Reference Date: 10-February-2014
FOOD SECURITY SNAPSHOT
A near average cereal harvest expected in 2014
Prices of maize at record levels at the start of 2014
Approximately 1.9 million people are estimated to be food insecure, due to poor harvests and persistent high food prices
Overall satisfactory crop conditions in 2014
Harvesting of the 2014 cereal crops is expected to begin in April across most of the country. Despite a delayed start of seasonal rains in parts of the Southern Region, generally beneficial rains have been received across the country and crop conditions are reported to be satisfactory. Although planting estimates are not yet available for the 2014 crop, expectations of a near average national maize harvest are foreseen. However, an outbreak of armyworms in some southern districts may result in localised production losses. According to latest reports, approximately 2 500 hectares of crops were affected, which represents less than 1 percent of the area under cultivation at the national level. In response to the infestation, the government has carried out spraying of fields to prevent further spreading and limit crop damage. In addition, seeds and fertiliser were distributed to enable affected households to replant crops. Red locusts were also sighted in the southern area around Lake Chilwa and may cause damage to crops in the area.

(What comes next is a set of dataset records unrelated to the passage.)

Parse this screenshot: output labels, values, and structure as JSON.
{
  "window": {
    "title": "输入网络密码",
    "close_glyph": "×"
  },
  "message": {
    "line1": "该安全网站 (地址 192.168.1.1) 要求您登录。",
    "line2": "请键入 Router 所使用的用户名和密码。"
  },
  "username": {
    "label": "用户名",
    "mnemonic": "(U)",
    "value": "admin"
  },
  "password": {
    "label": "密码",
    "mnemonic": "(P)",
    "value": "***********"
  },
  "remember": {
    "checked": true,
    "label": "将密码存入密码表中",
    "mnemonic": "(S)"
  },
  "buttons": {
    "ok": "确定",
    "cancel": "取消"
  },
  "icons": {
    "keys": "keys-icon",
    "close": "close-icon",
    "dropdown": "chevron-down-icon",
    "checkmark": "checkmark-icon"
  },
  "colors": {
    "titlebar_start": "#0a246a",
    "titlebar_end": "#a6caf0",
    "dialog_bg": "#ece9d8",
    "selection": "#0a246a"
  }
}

As in previous years, the government continued to subsidise fertilisers, as well as other inputs, providing basal and top dressing at a fixed price of MWK 500 per 50 kg to approximately 1.5 million farmers. In addition to promoting traditional crops, such as maize, the government targeted increased investment in irrigation and legume production, with an aim to diversify the agricultural output and lessen the reliance of rain‑fed production. Some distribution delays were experienced and this could negatively impact yields if fertilisers were not applied in a timely manner.
Maize prices reach record highs
Maize prices continued to increase strongly at the start of 2013, notably in northern and central districts, where month‑on‑month gains of up to 50 percent were observed. Demand from southern deficit districts contributed to the strong price increases. However, in several markets, mainly in the Southern Region, prices declined moderately, benefiting from the sale of subsidized maize by the Agricultural Development and Marketing Corporation (ADMARC). ADMARC is releasing approximately 15 tonnes of maize per market each week, retailing at MWK 80 per kg, about 45 percent lower than the national average. The sale of subsidised maize is rationed to 10 kg per person. Informal imports from Zambia have helped to steady local supplies in some border districts, limiting further price gains in these markets.
Overall, prices remained well above their levels of the previous year and have reached record highs. The national average price, at MWK 147 per kg in January 2014, is nearly three times greater than in corresponding period in 2013. The depreciating national currency (kwacha), an increase in fuel prices at the end of 2013, which were subsequently revised upwards again in February 2014, coupled with localized production declines in 2013 contributed to the high price levels.
Food security conditions deteriorate
Updated results of the Vulnerability Assessment Committee’s (MVAC) 2013 evaluation in November, point to a deterioration in national food security conditions. Currently, approximately 1.9 million persons were assessed to be food insecure, up 27 percent from the figure released earlier in July. The largest numbers of food insecure persons are located in the districts of Mzimba (Northern Region) and Mangochi (Southern Region). The recently revised figures were based on a continuing increase in the price of food (as well as the generally high cost of living) and localised production shortfalls recorded in 2013. MVAC’s assessment assumes that the price of maize will not exceed MWK 200 per kg. Currently, prices have not reached that level, with the highest price recorded in Chiradzulu
district at MWK 181 per kg in January.
In addition, labour opportunities are reported to be reduced this year, following lower crop sales from the 2013 season which combined with the high maize prices resulted in a significant contraction in purchasing power. Approximately 54 percent of a household’s income is allocated to food purchases. Given the current high food prices and the large proportion of a households’ budget allocated to food purchases, close monitoring of the food security situation is warranted.